“That’s especially important as everyday costs like paying rent and buying food becomes more burdensome,” she said.
Inflation has even outpaced pay raises, making it even harder to pay for these necessities.

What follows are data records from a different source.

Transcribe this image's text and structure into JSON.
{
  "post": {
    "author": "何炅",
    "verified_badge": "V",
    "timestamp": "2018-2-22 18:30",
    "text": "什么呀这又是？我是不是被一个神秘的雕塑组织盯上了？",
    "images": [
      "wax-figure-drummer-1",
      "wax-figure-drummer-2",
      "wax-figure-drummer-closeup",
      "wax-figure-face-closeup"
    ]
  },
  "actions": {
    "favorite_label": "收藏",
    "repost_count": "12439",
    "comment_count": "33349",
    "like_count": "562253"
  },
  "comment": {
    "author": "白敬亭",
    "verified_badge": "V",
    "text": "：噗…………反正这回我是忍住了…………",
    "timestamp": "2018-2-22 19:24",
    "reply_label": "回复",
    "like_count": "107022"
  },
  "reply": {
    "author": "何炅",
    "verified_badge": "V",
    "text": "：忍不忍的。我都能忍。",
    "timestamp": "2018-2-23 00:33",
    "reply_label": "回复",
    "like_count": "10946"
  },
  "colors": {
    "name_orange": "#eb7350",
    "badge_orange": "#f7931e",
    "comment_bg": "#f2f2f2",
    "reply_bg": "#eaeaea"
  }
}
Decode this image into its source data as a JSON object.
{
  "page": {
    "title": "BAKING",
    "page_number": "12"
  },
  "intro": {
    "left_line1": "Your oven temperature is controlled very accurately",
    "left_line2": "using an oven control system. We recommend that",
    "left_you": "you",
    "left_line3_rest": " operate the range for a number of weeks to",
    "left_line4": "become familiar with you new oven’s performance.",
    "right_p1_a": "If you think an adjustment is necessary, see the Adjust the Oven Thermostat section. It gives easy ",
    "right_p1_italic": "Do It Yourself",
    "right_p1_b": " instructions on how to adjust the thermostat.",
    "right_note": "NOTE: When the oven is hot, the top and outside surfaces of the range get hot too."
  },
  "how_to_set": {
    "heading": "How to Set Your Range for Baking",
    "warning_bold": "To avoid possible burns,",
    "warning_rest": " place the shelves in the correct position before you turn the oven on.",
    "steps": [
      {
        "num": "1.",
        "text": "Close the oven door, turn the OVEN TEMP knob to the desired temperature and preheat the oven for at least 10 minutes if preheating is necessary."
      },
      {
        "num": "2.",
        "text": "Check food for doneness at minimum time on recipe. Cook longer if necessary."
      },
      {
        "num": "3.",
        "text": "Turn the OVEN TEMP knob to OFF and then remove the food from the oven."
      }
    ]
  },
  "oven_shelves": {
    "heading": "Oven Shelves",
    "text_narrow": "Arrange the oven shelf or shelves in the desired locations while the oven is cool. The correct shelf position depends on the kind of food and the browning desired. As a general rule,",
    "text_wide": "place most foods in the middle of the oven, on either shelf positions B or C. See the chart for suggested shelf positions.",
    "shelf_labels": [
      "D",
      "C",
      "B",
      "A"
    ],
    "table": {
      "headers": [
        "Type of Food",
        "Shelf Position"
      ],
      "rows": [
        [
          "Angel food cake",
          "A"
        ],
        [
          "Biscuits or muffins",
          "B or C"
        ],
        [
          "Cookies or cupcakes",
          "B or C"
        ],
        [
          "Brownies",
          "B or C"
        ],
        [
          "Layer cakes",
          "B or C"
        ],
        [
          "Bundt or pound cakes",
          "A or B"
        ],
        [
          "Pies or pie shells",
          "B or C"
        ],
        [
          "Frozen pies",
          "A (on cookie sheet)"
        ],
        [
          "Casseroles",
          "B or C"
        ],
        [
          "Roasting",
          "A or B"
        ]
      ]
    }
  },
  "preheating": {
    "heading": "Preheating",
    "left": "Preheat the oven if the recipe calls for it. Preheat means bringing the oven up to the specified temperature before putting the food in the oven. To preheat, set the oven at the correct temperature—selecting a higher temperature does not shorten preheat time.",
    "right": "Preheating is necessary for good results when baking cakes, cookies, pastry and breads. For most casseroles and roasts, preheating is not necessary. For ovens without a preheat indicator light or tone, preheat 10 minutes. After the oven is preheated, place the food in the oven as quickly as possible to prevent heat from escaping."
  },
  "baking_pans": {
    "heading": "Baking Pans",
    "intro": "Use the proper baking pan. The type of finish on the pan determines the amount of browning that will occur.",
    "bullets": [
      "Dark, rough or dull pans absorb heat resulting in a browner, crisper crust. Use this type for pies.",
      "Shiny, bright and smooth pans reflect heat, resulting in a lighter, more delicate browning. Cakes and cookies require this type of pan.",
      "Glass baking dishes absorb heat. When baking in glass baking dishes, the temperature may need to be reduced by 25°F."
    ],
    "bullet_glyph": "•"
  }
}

“In Atlanta, for instance, wages are up about 7% from a year ago, but inflation is up 10% and asking rents are up 22%,” Marr said. “It’s becoming more difficult to save for a down payment and break into homeownership even before you factor in sky-high home prices and rising mortgage rates.”